Researchers Create Memory With One Bit Per Molecule

The Engineer (United Kingdom) (07/19/12) Andrew Czyzewski

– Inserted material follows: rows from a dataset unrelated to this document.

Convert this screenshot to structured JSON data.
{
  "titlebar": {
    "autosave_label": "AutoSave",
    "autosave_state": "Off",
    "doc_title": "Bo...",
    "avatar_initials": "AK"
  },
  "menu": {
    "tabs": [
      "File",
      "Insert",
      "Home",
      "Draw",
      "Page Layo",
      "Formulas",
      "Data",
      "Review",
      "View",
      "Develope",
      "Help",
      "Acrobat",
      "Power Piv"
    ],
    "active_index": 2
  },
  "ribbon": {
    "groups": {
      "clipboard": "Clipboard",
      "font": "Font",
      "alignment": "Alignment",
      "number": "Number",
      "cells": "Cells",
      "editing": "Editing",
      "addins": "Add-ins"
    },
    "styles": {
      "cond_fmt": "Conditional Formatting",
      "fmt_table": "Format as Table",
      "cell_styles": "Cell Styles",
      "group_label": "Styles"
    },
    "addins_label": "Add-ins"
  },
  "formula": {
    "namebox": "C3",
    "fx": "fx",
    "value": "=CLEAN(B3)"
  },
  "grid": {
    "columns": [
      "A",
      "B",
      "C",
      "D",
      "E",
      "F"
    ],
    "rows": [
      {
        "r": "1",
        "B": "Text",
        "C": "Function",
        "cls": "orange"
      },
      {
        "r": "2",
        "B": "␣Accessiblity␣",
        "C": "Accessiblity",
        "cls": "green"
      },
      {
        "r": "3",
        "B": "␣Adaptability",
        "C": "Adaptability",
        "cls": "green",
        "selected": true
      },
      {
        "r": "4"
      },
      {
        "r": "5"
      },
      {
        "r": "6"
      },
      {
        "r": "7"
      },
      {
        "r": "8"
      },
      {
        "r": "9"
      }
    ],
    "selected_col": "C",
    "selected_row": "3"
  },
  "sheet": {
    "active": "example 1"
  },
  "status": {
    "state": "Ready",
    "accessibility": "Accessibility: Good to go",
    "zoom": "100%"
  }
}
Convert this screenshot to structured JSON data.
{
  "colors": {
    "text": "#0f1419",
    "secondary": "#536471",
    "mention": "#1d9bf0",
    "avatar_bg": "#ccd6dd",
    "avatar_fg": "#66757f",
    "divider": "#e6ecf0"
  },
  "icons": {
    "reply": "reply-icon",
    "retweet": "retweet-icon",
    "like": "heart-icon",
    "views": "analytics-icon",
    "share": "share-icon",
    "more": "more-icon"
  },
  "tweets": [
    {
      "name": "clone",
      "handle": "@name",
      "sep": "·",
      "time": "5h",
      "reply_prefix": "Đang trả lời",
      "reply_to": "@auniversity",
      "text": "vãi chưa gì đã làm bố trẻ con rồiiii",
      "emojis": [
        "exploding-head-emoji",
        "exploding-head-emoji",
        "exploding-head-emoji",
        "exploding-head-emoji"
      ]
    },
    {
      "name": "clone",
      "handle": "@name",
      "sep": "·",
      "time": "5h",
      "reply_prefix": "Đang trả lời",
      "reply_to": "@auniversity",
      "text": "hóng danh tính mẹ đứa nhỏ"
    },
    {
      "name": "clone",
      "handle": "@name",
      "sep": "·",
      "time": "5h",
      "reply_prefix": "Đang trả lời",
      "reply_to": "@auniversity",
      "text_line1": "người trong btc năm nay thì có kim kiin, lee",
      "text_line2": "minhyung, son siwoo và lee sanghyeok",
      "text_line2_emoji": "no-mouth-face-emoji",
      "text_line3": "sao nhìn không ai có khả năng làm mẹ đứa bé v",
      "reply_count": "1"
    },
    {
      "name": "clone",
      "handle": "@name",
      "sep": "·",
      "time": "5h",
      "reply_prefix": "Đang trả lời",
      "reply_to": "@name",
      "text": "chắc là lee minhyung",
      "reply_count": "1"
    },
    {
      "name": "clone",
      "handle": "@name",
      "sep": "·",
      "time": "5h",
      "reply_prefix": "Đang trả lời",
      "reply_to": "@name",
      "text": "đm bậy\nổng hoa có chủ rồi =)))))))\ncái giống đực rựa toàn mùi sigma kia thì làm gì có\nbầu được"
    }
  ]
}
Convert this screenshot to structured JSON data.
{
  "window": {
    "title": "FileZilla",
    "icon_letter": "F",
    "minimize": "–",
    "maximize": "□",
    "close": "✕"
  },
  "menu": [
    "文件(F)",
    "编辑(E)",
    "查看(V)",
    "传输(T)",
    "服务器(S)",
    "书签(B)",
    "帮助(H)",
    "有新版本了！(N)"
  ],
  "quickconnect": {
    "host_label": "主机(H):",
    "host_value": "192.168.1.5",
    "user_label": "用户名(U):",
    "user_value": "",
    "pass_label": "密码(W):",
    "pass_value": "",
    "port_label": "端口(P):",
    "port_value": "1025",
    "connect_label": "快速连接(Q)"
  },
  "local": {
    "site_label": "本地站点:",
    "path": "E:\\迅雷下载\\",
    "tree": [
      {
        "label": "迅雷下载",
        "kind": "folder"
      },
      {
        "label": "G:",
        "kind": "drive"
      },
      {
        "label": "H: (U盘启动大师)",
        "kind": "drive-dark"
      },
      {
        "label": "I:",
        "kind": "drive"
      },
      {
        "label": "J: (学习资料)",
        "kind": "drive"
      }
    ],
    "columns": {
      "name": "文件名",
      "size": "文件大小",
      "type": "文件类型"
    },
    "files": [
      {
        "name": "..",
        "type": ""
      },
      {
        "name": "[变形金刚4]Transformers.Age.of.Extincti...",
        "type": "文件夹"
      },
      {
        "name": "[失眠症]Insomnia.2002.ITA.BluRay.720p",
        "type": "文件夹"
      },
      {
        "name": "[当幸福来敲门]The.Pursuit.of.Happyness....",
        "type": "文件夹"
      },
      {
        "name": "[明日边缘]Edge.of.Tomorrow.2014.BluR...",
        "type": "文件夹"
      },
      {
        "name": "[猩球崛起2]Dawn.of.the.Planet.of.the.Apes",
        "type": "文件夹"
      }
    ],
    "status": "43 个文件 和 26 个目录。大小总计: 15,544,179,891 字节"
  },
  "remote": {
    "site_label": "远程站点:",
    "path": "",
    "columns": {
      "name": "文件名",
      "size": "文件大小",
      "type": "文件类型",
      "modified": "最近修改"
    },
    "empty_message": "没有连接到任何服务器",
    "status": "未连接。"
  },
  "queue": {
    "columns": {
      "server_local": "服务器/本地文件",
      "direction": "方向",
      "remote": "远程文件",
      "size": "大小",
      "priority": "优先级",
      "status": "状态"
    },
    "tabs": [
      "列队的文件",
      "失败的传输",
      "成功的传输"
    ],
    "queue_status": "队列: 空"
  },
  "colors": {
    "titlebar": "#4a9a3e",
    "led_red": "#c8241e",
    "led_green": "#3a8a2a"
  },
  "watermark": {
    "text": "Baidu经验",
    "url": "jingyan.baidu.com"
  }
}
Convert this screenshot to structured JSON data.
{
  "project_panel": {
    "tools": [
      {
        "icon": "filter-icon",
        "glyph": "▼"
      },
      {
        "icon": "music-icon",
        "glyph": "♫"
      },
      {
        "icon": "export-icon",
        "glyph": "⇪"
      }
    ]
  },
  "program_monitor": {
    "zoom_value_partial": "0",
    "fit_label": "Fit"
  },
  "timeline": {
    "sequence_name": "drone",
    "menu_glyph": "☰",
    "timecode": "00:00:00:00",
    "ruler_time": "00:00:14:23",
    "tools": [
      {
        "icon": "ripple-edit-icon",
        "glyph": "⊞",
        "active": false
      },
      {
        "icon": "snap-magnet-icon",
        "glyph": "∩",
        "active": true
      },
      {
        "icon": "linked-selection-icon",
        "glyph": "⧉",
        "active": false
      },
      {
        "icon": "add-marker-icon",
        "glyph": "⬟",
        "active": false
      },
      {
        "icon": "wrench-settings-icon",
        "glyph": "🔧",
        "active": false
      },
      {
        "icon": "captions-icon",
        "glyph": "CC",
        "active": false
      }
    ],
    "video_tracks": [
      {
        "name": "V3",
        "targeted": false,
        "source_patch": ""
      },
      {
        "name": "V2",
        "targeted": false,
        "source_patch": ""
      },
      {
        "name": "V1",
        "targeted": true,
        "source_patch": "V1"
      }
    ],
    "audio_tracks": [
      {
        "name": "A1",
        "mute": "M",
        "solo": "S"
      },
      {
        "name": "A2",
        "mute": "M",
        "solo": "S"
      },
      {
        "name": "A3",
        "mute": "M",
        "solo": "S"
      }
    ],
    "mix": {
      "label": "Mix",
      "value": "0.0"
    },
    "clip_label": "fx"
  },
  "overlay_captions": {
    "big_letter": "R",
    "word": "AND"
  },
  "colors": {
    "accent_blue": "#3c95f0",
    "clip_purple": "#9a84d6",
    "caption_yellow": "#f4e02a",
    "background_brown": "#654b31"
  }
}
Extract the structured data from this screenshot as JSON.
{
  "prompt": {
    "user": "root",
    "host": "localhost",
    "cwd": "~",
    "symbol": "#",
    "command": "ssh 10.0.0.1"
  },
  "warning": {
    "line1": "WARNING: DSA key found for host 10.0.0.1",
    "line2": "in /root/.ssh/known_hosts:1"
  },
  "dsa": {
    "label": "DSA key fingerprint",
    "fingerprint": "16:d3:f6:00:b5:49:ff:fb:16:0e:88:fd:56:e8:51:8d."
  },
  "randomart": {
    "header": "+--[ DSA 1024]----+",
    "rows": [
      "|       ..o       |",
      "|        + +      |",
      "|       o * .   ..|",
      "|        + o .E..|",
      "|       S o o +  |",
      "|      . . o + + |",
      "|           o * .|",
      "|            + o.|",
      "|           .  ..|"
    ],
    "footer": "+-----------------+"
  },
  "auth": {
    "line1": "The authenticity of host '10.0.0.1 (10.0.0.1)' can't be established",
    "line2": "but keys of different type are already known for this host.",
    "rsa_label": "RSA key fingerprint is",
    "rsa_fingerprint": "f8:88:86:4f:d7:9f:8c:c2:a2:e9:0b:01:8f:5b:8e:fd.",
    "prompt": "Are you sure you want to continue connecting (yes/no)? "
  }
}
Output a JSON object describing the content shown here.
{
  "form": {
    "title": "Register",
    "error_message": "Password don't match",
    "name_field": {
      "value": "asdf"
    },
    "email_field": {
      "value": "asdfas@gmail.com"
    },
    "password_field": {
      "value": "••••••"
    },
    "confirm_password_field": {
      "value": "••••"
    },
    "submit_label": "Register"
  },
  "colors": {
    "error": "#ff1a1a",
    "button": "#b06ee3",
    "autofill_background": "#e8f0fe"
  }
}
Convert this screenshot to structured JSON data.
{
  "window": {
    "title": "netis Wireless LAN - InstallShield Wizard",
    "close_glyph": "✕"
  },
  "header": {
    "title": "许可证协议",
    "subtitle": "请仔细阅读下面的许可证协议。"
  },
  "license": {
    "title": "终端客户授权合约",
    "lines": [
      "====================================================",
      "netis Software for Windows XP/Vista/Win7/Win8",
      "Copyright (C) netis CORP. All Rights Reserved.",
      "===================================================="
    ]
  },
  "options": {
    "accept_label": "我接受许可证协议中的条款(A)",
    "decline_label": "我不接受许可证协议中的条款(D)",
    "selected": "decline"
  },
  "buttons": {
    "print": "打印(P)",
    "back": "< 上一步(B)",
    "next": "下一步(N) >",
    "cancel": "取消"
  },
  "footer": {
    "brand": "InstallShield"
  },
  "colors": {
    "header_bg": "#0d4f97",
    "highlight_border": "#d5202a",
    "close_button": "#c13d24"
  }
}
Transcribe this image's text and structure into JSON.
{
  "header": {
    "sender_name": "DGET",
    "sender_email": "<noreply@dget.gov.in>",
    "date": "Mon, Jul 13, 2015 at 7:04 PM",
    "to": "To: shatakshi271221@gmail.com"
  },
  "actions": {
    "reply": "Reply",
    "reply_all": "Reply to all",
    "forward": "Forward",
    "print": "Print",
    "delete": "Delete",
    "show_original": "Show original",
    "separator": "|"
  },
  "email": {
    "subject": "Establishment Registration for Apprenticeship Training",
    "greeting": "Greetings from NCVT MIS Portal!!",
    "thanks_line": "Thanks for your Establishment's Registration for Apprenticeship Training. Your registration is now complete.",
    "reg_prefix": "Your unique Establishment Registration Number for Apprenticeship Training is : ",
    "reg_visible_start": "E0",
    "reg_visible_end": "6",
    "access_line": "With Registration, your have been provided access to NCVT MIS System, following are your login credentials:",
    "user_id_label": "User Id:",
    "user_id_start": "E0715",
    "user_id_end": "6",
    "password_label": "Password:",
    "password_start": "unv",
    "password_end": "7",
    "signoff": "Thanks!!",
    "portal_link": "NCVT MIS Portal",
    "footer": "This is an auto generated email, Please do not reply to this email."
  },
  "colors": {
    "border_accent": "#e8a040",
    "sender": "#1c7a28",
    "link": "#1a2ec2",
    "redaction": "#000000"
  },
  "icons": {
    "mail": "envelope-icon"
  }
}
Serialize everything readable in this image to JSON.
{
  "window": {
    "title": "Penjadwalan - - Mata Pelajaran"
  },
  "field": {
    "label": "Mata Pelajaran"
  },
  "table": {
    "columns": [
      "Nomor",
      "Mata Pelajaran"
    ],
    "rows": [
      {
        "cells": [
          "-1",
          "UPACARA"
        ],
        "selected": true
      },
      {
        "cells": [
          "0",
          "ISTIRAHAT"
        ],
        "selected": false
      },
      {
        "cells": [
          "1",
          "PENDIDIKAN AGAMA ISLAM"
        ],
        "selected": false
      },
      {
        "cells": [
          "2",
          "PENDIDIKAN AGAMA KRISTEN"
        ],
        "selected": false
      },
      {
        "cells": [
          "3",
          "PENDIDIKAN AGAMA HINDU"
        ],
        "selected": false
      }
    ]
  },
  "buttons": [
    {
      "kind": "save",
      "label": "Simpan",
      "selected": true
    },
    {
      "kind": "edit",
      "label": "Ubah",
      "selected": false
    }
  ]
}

Magnetic memory with one bit per molecule represents a major advance for nanoscale computing.  With current hard disks, one bit of digital information consists of about 3 million magnetic molecules.  Researchers from Germany and Japan have developed a device that consists of a single magnetic iron atom, which can be switched with an electric pulse, in the center of an organic shell that protects the information stored within.  "Not only does the resistance change but also the magnetic state, so it is, if you like, a combination of memristor features and spintronic features, and that's basically the new thing," says Karlsruhe Institute of Technology professor Wulf Wulfhekel.  In memristor devices, resistance changes according to how much current has passed through it and information is retained even after the power is off.  They require only 1/1000 of the energy and are approximately 100 times faster than standard flash memory chips.  The potential applications of the magnetic aspect of the device also are of interest because the field of spintronics uses the magnetic spin of individual atoms for information processing, which is essentially computational power.  The method also could impact the manufacturing techniques for the smallest-scale computing devices, which are reaching a limit.